Are Topical Phytoestrogens Safe?

There is controversy about whether or not topically applied phytoestrogens negatively affect breast, ovary, of uterine tissue. The research isn’t entirely conclusive but many scientists looking at the data feel it is highly unlikely that topically applied phytoestrogens can be a problem. If anything it seems the opposite is true, and they could be beneficial. 

The reason for this is because phytoestrogens are targeted to beta estrogen receptors (ER-B) in skin and not alpha estrogen receptors (ER-A). Alpha estrogen receptors are associated with female cancers while beta estrogen receptors are associated with having anti-cancer benefit.

For those scientists who aren’t so sure if the difference between alpha and beta estrogen is meaningful when it comes to risk, most do acknowledge that topically applied estrogens of any kind (lab-engineered or phytoestrogens) would have little ability to absorb into the body. In other words, topically applying any form of estrogen would only benefit the area where it was directly placed.

References* used for this article:

International Journal of Women’s Dermatology, June 2019, pages 85–90.

Journal of Drugs in Dermatology, November 2018, pages 1186–1189.

Nutrients, June 2017, page 622.

International Journal of Cosmetic Science, October 2017, pages 535-542.

International Journal of Molecular Science, November 2017, page 2325.

Maturitas, September 2017, pages 60-64.

Gynecological Endocrinology, November 2017, pages 845-848.

Acta Endocrinologica, April-June 2016, pages 234-241.

Methods in Molecular Biology Estrogen Receptors, 2016, pages 1-10.

Nutraceuticals, Efficacy, Safety, and Toxicity, 2016, Chapter 34, pages 465-487.

Menopause, March 2013. pages 336-341.

Dermato Endocrinology, April 2013, pages 264–270.

Immunology and Cell Biology, October 2010, pages 727-733.

Experimental Dermatology, November 2011, pages 879-82.

The Journal of Nutrition, July 2010, pages 1390-1394 Supplemental.

European Journal of Obstetrics, Gynecology, and Reproductive Biology, October 2009, pages 188-192.

Clinical Interventions in Aging, September 2007, pages 283–297.

Climacteric, The Journal of the International Menopause Society, August 2007, pages 289-297.

Journal of Investigative Dermatology, June 2003, pages 100-103.

The Journal of Nutritional Biochemistry, June 2000, pages 326-331.

*Free access is available for some of the above published research but not for all.
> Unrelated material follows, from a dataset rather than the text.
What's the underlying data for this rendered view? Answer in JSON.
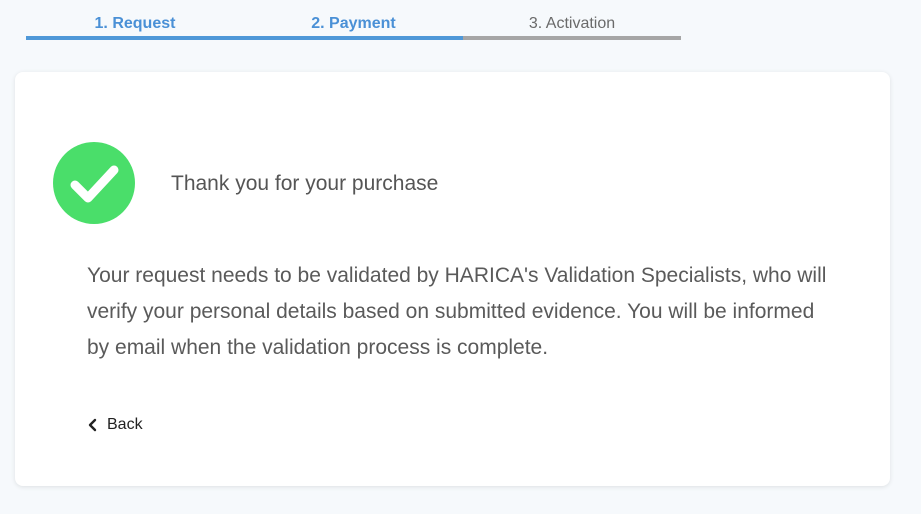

Many scientific journals and/or publications I use require subscriptions or I have to purchase the individual study. Due to copyright laws and terms of service agreements I cannot share access to the journals or studies that require purchase.

Previous Post

You Might Also Like